### Extracted data

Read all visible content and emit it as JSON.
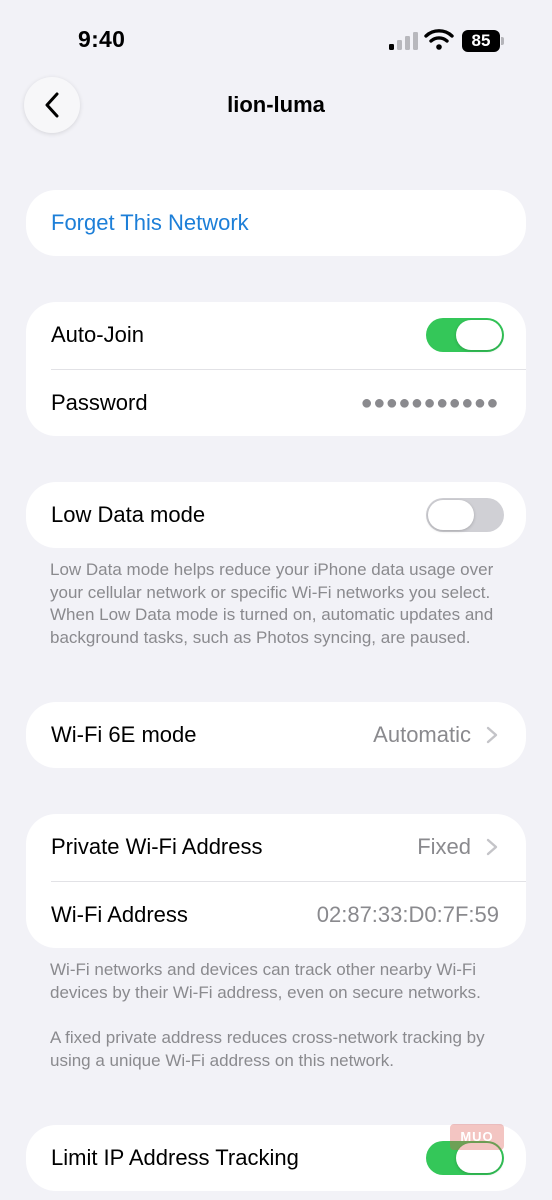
{
  "status_bar": {
    "time": "9:40",
    "battery_level": "85",
    "icons": [
      "signal-icon",
      "wifi-icon",
      "battery-icon"
    ]
  },
  "nav": {
    "title": "lion-luma",
    "back_icon": "chevron-left-icon"
  },
  "forget": {
    "label": "Forget This Network"
  },
  "join": {
    "auto_join_label": "Auto-Join",
    "auto_join_on": true,
    "password_label": "Password",
    "password_mask": "●●●●●●●●●●●"
  },
  "low_data": {
    "label": "Low Data mode",
    "on": false,
    "footnote": "Low Data mode helps reduce your iPhone data usage over your cellular network or specific Wi-Fi networks you select. When Low Data mode is turned on, automatic updates and background tasks, such as Photos syncing, are paused."
  },
  "wifi6e": {
    "label": "Wi-Fi 6E mode",
    "value": "Automatic"
  },
  "private_address": {
    "label": "Private Wi-Fi Address",
    "value": "Fixed",
    "address_label": "Wi-Fi Address",
    "address_value": "02:87:33:D0:7F:59",
    "footnote_1": "Wi-Fi networks and devices can track other nearby Wi-Fi devices by their Wi-Fi address, even on secure networks.",
    "footnote_2": "A fixed private address reduces cross-network tracking by using a unique Wi-Fi address on this network."
  },
  "ip_tracking": {
    "label": "Limit IP Address Tracking",
    "on": true
  },
  "watermark": {
    "text": "MUO"
  },
  "colors": {
    "background": "#f2f2f7",
    "accent_link": "#1d7fd8",
    "toggle_on": "#34c759",
    "toggle_off": "#d0d0d5",
    "secondary_text": "#8a8a8e"
  }
}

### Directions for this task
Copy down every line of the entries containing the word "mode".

### Written solution
    "label": "Low Data mode",
    "footnote": "Low Data mode helps reduce your iPhone data usage over your cellular network or specific Wi-Fi networks you select. When Low Data mode is turned on, automatic updates and background tasks, such as Photos syncing, are paused."
    "label": "Wi-Fi 6E mode",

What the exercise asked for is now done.